  • No, not usually. Most restaurants and bars that accept cards have mobile payment terminals or readers at the bar itself. It's incredibly rare to even hand a card to a cashier these days.
  • The US is way behind other markets when it comes to mobile payments. In other markets the waiter brings a payment terminal to your table so you can tap to pay (contactless). You never part with your card or phone. You can even specify a tip. It's a different world.
  • Carrying a card is no issue... Get a good wallet. They have blocking for readers....
  • I don't want to be beholden to my phone's battery life for paying my bills either. Just use a secure wallet and no worries.
  • How can the lack of nfc be a dealbreaker? The phone’s $300! There are few; if any $300 phones that have that. None with a snapdragon 845. Gripers.. just make no sense, we might as well have a 40 megapixel cameras, in display fingerprint sensor, etc.. for only $300!

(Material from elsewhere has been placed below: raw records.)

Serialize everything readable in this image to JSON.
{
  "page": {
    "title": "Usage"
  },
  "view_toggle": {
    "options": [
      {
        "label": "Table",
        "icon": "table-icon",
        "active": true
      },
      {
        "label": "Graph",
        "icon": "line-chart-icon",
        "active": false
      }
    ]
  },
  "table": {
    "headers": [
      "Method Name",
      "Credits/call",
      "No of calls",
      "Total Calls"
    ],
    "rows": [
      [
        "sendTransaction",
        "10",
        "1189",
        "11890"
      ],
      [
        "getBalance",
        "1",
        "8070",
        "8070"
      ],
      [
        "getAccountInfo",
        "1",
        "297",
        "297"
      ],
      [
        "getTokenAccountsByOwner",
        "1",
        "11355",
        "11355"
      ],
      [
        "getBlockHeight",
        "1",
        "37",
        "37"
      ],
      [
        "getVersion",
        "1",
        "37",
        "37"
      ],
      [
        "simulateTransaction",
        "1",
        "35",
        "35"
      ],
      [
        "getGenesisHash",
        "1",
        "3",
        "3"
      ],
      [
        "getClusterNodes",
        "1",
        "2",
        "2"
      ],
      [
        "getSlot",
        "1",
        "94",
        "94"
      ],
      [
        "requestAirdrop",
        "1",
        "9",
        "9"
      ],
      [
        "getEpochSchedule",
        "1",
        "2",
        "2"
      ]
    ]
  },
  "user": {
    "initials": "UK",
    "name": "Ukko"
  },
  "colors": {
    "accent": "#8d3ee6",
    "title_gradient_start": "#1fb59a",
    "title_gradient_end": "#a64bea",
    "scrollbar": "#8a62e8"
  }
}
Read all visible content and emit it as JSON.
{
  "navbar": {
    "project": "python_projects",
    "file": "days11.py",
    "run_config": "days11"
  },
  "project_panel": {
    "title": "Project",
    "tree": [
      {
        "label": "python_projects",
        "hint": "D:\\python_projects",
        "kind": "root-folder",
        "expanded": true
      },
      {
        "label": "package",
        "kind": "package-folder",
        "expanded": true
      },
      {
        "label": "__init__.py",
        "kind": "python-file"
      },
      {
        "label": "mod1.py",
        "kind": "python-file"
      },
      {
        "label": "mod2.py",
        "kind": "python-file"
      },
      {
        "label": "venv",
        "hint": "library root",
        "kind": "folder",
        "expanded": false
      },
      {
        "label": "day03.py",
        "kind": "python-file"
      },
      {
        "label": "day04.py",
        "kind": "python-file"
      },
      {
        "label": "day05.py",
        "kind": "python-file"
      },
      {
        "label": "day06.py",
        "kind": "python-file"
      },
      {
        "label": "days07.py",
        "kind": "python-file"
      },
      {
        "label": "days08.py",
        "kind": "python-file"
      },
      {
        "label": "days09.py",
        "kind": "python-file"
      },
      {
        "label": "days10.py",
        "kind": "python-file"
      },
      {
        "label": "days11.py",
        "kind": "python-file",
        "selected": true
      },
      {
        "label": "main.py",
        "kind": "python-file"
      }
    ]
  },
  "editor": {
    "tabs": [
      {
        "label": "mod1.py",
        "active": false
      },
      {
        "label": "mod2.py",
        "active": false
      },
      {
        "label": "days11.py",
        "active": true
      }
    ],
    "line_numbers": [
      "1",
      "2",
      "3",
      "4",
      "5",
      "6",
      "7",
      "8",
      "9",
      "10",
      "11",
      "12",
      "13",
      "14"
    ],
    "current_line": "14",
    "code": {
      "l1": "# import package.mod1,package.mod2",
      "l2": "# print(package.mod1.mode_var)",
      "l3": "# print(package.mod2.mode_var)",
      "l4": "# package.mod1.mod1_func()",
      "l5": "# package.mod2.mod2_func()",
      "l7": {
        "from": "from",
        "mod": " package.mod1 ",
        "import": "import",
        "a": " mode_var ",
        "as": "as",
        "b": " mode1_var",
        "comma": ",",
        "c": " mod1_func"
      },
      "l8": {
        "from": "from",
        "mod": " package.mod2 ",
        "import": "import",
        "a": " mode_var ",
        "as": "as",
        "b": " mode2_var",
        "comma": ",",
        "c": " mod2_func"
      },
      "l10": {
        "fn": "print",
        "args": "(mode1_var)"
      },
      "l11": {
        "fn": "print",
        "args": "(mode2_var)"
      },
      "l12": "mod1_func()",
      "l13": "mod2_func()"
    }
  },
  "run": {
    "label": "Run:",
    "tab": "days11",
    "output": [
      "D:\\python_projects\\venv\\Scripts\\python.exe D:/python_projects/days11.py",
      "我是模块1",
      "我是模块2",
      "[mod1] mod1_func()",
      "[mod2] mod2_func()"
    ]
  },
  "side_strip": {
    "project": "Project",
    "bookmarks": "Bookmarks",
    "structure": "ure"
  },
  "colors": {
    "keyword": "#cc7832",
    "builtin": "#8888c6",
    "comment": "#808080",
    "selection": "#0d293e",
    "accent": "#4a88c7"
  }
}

  • It's a deal breaker because there's no NFC. Full stop.
  • A couple of quick questions:
    1. Is this an Android One device?
    2. Is it Google recommended for business? (aka Android Enterprise Recommended)
    3. Are monthly security updates offered and for how long? I understand it is a highly speced phone for the price point, but that is secondary, to many of us, compared to service, security, and privacy. If Harish doesn't respond, can any peers react to these honest questions?
  • 1. No
    2. No
    3. lol
  • POCO is a sub-brand of Xiaomi, and it uses the MIUI ROM. It is heavily skinned, but it has a ton of customization options. That said, it won't get monthly updates (POCO is aiming to roll out one update a quarter), and it isn't recommended for businesses.
  • Thanks Harish! 👍🏼
  • Did they fix the Widevine L1 HD compatibility issue yet?
  • That's unfixable. It's essentially a firmware licensing thing that's only able to be fixed via a factory change.
  • Why is NFC so important for y'all? Even in America I am *yet* to see anyone use Android/Apple play, or yet to hear anyone actually use the wireless pad.
  • It isn't "even in America." The US is way behind Europe on this. NFC conceals my "real" credit card and can't be sniffed in my pocket. I use it at least ten times a week, my credit card stays in the safe along with my bank card. Even our local farm co-op as well as all the local cafés, convenience stores and supermarkets take it.
  • I have to agree. Even our little village store takes contactless payment here in the UK. There are very few outlets that don't offer it. I thought America was supposed to be a first world country. Oh well!!!!!
  • It is everywhere, accept for small ma and pa stores. Not worth the cost for new terminals. It's the population that isn't using the tech.
  • Only times I have ever used NFC is when it made it easier to switch phones. Haven't needed that the last couple years. It's quite literally the first thing I turn off on a new or reset handset.
  • Every Android phone I've owned has had NFC, and it's used so infrequently, I forget it's there until someone on AC writes an article about it. It's virtually useless to me.
  • I have removed all credit cards from my wallet. Totally reliant on NFC here in AU. DL will soon go digital here so will barely need a wallet
  • I'll go days without using anything BUT contactless payments. However, if I was paying $300 for a phone with an SD 845, I would not expect it to have the features of an S9.
  • NFC is useless to me, utterly useless. I use a hard case for my phone with a magnet slipped inside as I use a magnetic dashboard mount. This prevents the NFC from working. I drive for a living so can't have it any other way. I see a lot of contactless card users but I can't ever recall seeing anyone using their phone to pay.
  • I guess you don't live in Europe then?
  • Do they not have magnets or drivers in Europe?
  • It's good to know, but I guess you could say similar things about any phone.
    PSA: The Galaxy Note 9 doesn't have fast charging.
    PSA: The Pixel 2 XL doesn't have wireless charging.
    PSA: The HTC U12 doesn't have buttons. I think a bigger issue is that the F1 does not support HD Netflix playback.